The European Commission has taken a significant step in the ongoing effort to ensure fair trade practices by initiating an investigation into the possible circumvention of anti-dumping measures imposed on birch plywood imports originating in Russia.
As stated in previous posts, despite the EU’s sanctions imposed on the imports of Russian and Belarusian wood products, birch plywood and other wood products from those countries keep coming into the EU through third countries.
Initiating the investigation
Now, the European Commission announced on August 21, 2023, the new investigation, as outlined in Commission Implementing Regulation (EU) 2023/1649. The focus of the investigation is on imports of birch plywood consigned from Turkey and Kazakhstan, regardless of their declared origin, and the potential measures to tackle the circumvention.
The move follows a request filed on July 10, 2023, by the Woodstock Consortium, urging the Commission to investigate potential circumvention practices. The request points to a shift in trade patterns involving exports from Russia, Turkey, and Kazakhstan to the European Union (EU) subsequent to the imposition of existing anti-dumping measures. These measures are currently in place and were enforced by Implementing Regulation (EU) 2021/1930.
Changing trade patterns and concerns
The product under investigation encompasses plywood composed exclusively of wood sheets, each ply not exceeding 6 mm thickness, with outer plies of specified wood, including at least one outer ply of birch wood. This product, classified under CN code 4412 33 10, is being imported from Turkey and Kazakhstan, with concerns arising over potential circumvention practices.

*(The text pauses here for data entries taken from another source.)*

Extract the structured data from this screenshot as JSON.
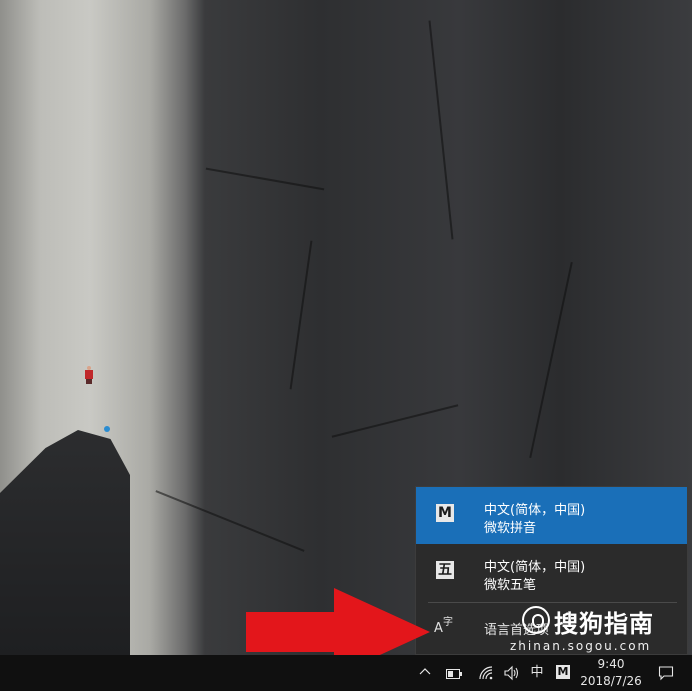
{
  "ime_flyout": {
    "items": [
      {
        "icon": "M",
        "icon_name": "microsoft-pinyin-icon",
        "line1": "中文(简体，中国)",
        "line2": "微软拼音",
        "selected": true
      },
      {
        "icon": "五",
        "icon_name": "microsoft-wubi-icon",
        "line1": "中文(简体，中国)",
        "line2": "微软五笔",
        "selected": false
      }
    ],
    "language_preferences": {
      "icon_name": "language-settings-icon",
      "icon_a": "A",
      "icon_zi": "字",
      "label": "语言首选项"
    }
  },
  "taskbar": {
    "show_hidden_icons": "chevron-up-icon",
    "battery_level": 0.45,
    "language_indicator": "中",
    "ime_indicator": "M",
    "time": "9:40",
    "date": "2018/7/26"
  },
  "watermark": {
    "title": "搜狗指南",
    "url": "zhinan.sogou.com"
  },
  "colors": {
    "accent": "#1a6fb8",
    "flyout_bg": "#2b2b2b",
    "taskbar_bg": "#101010",
    "arrow": "#e3161b"
  }
}
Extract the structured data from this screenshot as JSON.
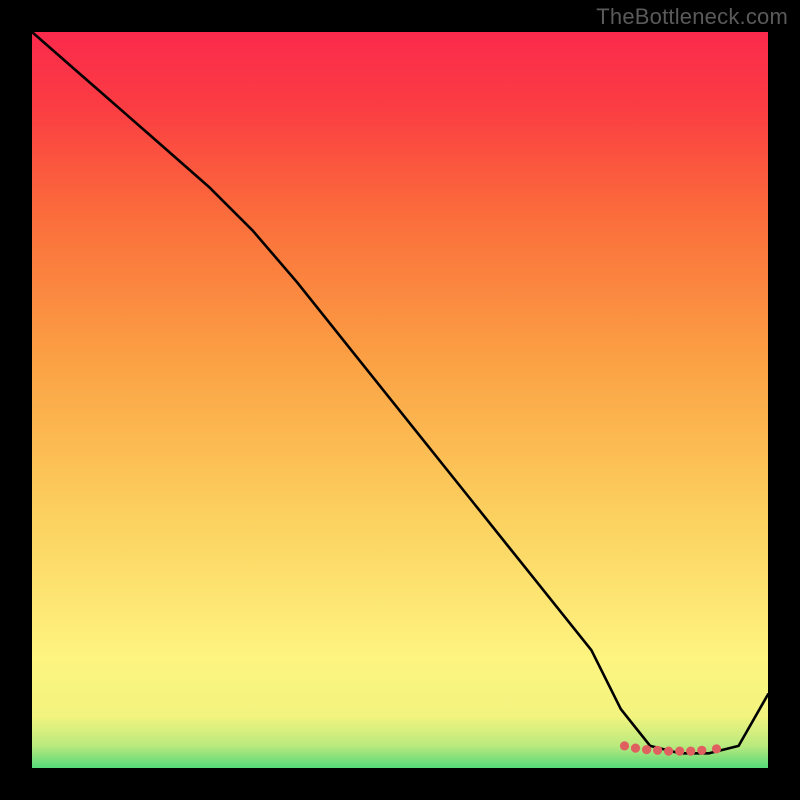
{
  "watermark": "TheBottleneck.com",
  "chart_data": {
    "type": "line",
    "title": "",
    "xlabel": "",
    "ylabel": "",
    "xlim": [
      0,
      100
    ],
    "ylim": [
      0,
      100
    ],
    "series": [
      {
        "name": "bottleneck-curve",
        "x": [
          0,
          8,
          16,
          24,
          30,
          36,
          44,
          52,
          60,
          68,
          76,
          80,
          84,
          88,
          92,
          96,
          100
        ],
        "y": [
          100,
          93,
          86,
          79,
          73,
          66,
          56,
          46,
          36,
          26,
          16,
          8,
          3,
          2,
          2,
          3,
          10
        ]
      }
    ],
    "markers": {
      "name": "optimal-range-dots",
      "x": [
        80.5,
        82,
        83.5,
        85,
        86.5,
        88,
        89.5,
        91,
        93
      ],
      "y": [
        3.0,
        2.7,
        2.5,
        2.4,
        2.3,
        2.3,
        2.3,
        2.4,
        2.6
      ]
    },
    "gradient_stops": [
      {
        "offset": 0,
        "color": "#56d97a"
      },
      {
        "offset": 3,
        "color": "#b9e97e"
      },
      {
        "offset": 7,
        "color": "#f2f47f"
      },
      {
        "offset": 15,
        "color": "#fef480"
      },
      {
        "offset": 35,
        "color": "#fccf5e"
      },
      {
        "offset": 55,
        "color": "#fba244"
      },
      {
        "offset": 75,
        "color": "#fb6d3b"
      },
      {
        "offset": 90,
        "color": "#fb3c43"
      },
      {
        "offset": 100,
        "color": "#fb2a4c"
      }
    ]
  }
}
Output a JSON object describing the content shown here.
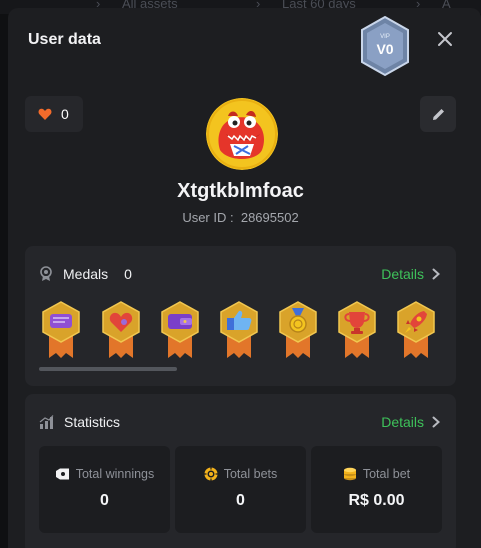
{
  "background_tabs": [
    "All assets",
    "Last 60 days"
  ],
  "modal": {
    "title": "User data"
  },
  "vip": {
    "badge_text": "VIP",
    "level": "V0"
  },
  "profile": {
    "likes": "0",
    "username": "Xtgtkblmfoac",
    "user_id_label": "User ID :",
    "user_id": "28695502"
  },
  "medals": {
    "title": "Medals",
    "count": "0",
    "details_label": "Details",
    "items": [
      "chat-medal",
      "heart-medal",
      "wallet-medal",
      "thumbs-up-medal",
      "gold-coin-medal",
      "trophy-medal",
      "rocket-medal"
    ]
  },
  "statistics": {
    "title": "Statistics",
    "details_label": "Details",
    "items": [
      {
        "label": "Total winnings",
        "value": "0",
        "icon": "ticket-icon"
      },
      {
        "label": "Total bets",
        "value": "0",
        "icon": "chip-icon"
      },
      {
        "label": "Total bet",
        "value": "R$ 0.00",
        "icon": "coins-icon"
      }
    ]
  },
  "colors": {
    "accent_green": "#3ec15a",
    "heart": "#f36b2b",
    "medal_gold": "#d9a32a",
    "ribbon": "#e2762a"
  }
}
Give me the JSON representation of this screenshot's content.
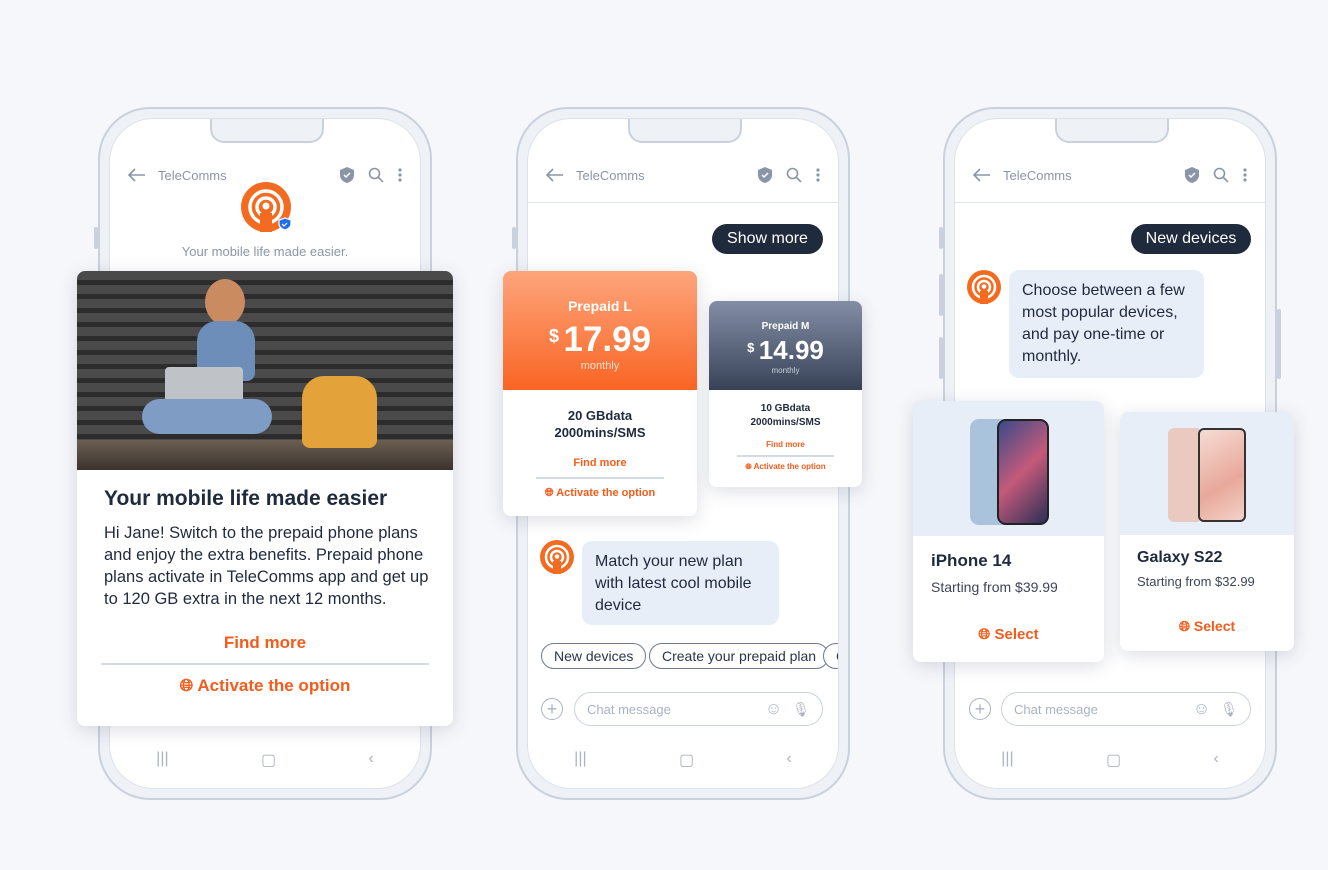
{
  "app_title": "TeleComms",
  "colors": {
    "accent": "#f35c1c",
    "dark": "#1f2a3d",
    "bubble": "#e8eef8"
  },
  "phone1": {
    "tagline": "Your mobile life made easier.",
    "card": {
      "title": "Your mobile life made easier",
      "body": "Hi Jane! Switch to the prepaid phone plans and enjoy the extra benefits. Prepaid phone plans activate in TeleComms app and get up to 120 GB extra in the next 12 months.",
      "find_more": "Find more",
      "activate": "Activate the option"
    }
  },
  "phone2": {
    "user_message": "Show more",
    "plans": [
      {
        "name": "Prepaid L",
        "currency": "$",
        "price": "17.99",
        "period": "monthly",
        "data": "20 GBdata",
        "mins": "2000mins/SMS",
        "find_more": "Find more",
        "activate": "Activate the option"
      },
      {
        "name": "Prepaid M",
        "currency": "$",
        "price": "14.99",
        "period": "monthly",
        "data": "10 GBdata",
        "mins": "2000mins/SMS",
        "find_more": "Find more",
        "activate": "Activate the option"
      }
    ],
    "bot_message": "Match your new plan with latest cool mobile device",
    "chips": [
      "New devices",
      "Create your prepaid plan",
      "C"
    ],
    "input_placeholder": "Chat message"
  },
  "phone3": {
    "user_message": "New devices",
    "bot_message": "Choose between a few most popular devices, and pay one-time or monthly.",
    "devices": [
      {
        "name": "iPhone 14",
        "price": "Starting from $39.99",
        "select": "Select"
      },
      {
        "name": "Galaxy S22",
        "price": "Starting from $32.99",
        "select": "Select"
      }
    ],
    "input_placeholder": "Chat message"
  },
  "icons": [
    "back-arrow-icon",
    "shield-check-icon",
    "search-icon",
    "more-vertical-icon",
    "globe-icon",
    "plus-icon",
    "emoji-icon",
    "microphone-icon",
    "recents-icon",
    "home-icon",
    "back-icon"
  ]
}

Evidence presented in the request for investigation suggests that changes in trade patterns have been observed since the imposition of anti-dumping measures. These changes seem to stem from practices lacking sufficient economic justification or cause other than evading the anti-dumping duty. Notably, the practice of consigning the product concerned via Turkey and Kazakhstan to the EU has raised red flags.
Furthermore, the evidence indicates that the importation of birch plywood from Turkey and Kazakhstan is undermining the intended effects of the existing anti-dumping measures. There has been a notable increase in the volume of the product under investigation entering the EU market, potentially leading to injurious prices.
The investigation also raises concerns about the dumping of prices of the product under investigation compared to the previously established normal value for the product concerned. This indicates a potential distortion in trade dynamics that could have far-reaching economic consequences.
The Commission’s response
To address these concerns, the European Commission has taken several steps, including initiating an investigation according to Article 13(3) of Regulation (EU) 2016/1036 and requiring imports of the product under investigation to be subject to registration according to Article 14(5) of the same regulation. Interested parties, including producers, importers, and associations, are encouraged to provide their perspectives and evidence within the set timeframes to examine the situation comprehensively.
The investigation is set to conclude within nine months of the date of entry into force of the regulation. The findings will have implications for trade practices and anti-dumping measures in the region, potentially shaping trade relationships with the countries involved.
The European Commission emphasizes its commitment to upholding fair trade practices and protecting domestic industries from unfair competition, making this investigation a pivotal step in achieving these objectives. As the investigation progresses, it will be important for all stakeholders to closely follow the developments and provide necessary information to ensure a thorough and accurate assessment of the situation.